5. A way to capture and record the names of loved ones

When someone supports your charity in memory of a loved one, it’s important that you have an effective way to record this information on your database. Wherever possible, you should be aiming to capture the name of the person they are remembering and their relationship to them, and reflect this back to them in your ongoing communications.

Effective and efficient database procedures can also ensure that gifts are allocated to the correct funds and internal teams can be soft-credited (where appropriate) even if the income doesn’t sit within their own department. This is an essential process to give all teams appropriate recognition and keep them feeling motivated.

6.Personalised and sensitive communications

At the most basic level, all charities should have a dedicated thank -you letter that they send when someone donates in memory. For example, you may want to offer condolences or signpost the donor to bereavement support. Likewise, if the donor has told you the name of the person they’re remembering, it is respectful to include this name in your reply, e.g.. “Thank you for your kind donation in memory of your grandma, Joan.
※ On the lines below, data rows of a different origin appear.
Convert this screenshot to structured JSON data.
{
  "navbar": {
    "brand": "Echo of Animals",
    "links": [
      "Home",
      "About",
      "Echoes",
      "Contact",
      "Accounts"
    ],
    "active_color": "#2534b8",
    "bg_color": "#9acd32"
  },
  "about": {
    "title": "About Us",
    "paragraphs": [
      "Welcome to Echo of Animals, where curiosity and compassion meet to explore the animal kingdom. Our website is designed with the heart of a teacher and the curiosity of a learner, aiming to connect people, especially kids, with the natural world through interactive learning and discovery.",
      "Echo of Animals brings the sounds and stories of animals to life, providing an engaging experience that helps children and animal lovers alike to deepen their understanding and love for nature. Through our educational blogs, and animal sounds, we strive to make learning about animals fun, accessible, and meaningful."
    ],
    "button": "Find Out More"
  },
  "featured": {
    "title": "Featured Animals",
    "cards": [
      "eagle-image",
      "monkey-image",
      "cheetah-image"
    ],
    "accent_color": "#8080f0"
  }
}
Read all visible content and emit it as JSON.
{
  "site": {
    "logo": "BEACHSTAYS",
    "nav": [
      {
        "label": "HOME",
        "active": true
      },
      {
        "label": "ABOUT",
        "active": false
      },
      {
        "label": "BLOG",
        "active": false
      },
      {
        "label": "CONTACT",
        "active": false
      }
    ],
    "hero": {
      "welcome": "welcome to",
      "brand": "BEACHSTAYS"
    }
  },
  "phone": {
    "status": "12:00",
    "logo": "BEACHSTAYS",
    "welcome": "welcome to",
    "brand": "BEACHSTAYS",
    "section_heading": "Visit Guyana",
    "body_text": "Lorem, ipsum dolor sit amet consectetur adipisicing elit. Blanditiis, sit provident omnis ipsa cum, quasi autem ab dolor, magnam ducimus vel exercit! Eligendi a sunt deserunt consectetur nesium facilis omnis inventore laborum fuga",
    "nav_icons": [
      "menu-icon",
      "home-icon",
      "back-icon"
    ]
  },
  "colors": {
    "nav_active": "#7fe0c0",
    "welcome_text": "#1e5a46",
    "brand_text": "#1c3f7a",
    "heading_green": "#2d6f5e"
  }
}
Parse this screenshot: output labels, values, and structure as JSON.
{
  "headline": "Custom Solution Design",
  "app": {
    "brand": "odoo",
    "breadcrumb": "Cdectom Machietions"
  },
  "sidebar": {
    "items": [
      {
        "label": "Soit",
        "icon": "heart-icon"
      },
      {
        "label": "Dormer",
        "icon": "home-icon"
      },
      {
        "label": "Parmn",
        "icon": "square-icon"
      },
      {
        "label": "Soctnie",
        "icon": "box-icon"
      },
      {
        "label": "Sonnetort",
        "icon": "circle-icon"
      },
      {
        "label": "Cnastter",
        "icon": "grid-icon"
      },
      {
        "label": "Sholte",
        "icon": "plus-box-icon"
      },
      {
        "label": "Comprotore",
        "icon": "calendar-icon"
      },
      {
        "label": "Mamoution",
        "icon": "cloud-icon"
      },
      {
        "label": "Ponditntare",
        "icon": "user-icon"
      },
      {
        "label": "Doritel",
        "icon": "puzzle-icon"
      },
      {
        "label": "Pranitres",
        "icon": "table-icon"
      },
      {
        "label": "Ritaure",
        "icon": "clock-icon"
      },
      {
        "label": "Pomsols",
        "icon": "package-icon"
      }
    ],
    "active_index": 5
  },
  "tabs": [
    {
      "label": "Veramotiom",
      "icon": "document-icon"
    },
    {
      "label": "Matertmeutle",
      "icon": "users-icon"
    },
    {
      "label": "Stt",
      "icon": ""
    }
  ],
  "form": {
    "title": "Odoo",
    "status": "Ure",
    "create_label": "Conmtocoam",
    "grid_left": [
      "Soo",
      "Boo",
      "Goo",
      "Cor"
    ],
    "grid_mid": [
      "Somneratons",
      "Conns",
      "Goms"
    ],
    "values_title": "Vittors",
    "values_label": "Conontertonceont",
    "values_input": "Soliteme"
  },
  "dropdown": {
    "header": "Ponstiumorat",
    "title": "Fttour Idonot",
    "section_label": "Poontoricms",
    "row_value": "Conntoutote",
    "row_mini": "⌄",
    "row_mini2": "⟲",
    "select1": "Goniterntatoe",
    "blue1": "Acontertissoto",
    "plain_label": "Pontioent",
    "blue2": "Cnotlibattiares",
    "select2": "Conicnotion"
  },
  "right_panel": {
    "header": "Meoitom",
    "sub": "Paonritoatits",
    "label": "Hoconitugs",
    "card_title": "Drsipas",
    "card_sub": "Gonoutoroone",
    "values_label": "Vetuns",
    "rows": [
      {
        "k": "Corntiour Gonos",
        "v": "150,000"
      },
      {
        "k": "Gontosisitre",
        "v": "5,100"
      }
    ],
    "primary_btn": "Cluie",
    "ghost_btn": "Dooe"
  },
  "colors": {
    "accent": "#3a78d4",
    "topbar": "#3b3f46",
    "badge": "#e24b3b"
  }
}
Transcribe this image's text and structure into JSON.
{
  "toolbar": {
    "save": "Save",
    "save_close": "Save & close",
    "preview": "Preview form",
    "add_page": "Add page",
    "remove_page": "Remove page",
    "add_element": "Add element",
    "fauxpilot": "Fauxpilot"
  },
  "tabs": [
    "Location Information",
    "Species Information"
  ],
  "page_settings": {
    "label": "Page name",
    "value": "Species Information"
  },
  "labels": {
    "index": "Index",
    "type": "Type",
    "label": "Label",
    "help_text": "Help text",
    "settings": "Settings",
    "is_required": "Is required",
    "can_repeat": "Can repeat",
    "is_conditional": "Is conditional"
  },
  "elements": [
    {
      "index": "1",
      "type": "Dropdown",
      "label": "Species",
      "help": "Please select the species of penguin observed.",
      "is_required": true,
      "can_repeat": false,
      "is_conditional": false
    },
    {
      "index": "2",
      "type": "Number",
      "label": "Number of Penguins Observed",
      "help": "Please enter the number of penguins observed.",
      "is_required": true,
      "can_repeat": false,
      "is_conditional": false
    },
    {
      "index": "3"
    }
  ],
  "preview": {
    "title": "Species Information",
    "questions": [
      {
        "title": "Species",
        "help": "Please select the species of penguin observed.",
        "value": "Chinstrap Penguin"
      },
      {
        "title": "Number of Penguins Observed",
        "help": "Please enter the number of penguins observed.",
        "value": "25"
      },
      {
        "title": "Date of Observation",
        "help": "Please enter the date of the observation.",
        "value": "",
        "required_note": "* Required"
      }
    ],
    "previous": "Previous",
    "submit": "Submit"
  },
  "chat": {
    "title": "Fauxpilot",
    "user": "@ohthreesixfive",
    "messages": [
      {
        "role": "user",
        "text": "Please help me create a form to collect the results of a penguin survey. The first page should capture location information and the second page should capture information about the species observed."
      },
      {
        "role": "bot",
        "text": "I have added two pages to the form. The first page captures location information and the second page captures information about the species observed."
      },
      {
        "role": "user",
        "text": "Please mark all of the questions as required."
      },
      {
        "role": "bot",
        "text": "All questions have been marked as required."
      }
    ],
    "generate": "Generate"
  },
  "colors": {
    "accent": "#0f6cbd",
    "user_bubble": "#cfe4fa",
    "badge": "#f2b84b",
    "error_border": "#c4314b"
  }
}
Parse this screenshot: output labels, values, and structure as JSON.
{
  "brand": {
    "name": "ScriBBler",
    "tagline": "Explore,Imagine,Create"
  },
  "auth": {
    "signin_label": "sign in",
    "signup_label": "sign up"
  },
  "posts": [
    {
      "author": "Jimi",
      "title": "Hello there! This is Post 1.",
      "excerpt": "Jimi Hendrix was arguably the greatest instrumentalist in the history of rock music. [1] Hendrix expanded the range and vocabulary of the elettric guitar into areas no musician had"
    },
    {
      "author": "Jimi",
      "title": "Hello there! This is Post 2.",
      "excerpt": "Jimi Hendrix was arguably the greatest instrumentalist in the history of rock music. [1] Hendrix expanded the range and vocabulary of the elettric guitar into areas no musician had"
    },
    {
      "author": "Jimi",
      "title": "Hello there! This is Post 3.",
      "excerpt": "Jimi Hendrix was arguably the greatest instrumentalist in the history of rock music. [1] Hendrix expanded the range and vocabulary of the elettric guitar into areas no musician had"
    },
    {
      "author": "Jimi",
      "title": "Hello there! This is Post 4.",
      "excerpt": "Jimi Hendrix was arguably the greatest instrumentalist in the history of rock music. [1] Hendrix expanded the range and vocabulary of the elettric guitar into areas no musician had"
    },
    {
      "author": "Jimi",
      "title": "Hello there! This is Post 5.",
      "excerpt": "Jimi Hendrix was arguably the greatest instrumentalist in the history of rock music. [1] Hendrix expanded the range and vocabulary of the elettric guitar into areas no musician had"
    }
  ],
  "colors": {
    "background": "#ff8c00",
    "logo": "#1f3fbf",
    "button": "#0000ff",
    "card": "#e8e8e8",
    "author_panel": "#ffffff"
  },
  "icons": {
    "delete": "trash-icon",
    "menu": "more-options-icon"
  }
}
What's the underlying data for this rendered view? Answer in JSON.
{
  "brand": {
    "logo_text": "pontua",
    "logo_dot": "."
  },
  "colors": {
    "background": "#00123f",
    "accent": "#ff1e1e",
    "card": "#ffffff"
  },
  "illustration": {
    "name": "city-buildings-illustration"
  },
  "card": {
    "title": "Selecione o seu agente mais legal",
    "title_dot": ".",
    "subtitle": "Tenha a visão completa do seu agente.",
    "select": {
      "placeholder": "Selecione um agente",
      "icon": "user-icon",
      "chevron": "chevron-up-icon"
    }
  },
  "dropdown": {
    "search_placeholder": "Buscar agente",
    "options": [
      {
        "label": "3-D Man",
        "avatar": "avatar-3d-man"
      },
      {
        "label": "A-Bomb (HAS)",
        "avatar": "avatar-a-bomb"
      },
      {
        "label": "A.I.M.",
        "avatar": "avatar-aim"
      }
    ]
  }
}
We hope it brings you some comfort to know that your gift will help to do X, Y, Z…”

When time and resources allow, we would also recommend developing a dedicated communications journey for in-memory supporters, which includes messaging that reflects their reason for supporting the charity and suggests other ways to remember their loved one. This could include a dedicated newsletter for in-memory supporters that features stories about other people who have achieved inspiring milestones in memory of someone special.

7. Dedicated space on your website about giving in memory

From your charity homepage, it should be easy to find, and navigate to, a separate page on your website about remembering a loved one and supporting in their memory. This is your best, most cost-effective channel for creating awareness of in-memory giving. It’s here that you can inspire people to think about their own personal choices and equip them with all the fundraising and donation tools they need to take action.

Your online information can expose your supporters to the whole range of in-memory opportunities available to them, as well as linking them to and from other related content across your site. At a time of heightened emotion, people really appreciate ‘pull’ rather than ‘push' information that they can access easily, on their own terms and in their own time.

One final bonus tip… Be brave! If your charity is new to in-memory fundraising, it can feel a little intimidating and you might be worried about what to say to bereaved supporters. However, the reality is that many people find it comforting to fundraise in memory of their loved ones, and they value the opportunity to remember and celebrate their lives. Developing an in-memory fundraising programme that allows them to do this in a way that is meaningful to them can be empowering for both supporters and the charities they care about.

If you would like to discuss how we can support you with starting a new in-memory programme or taking your existing programme to the next level, please get in touch.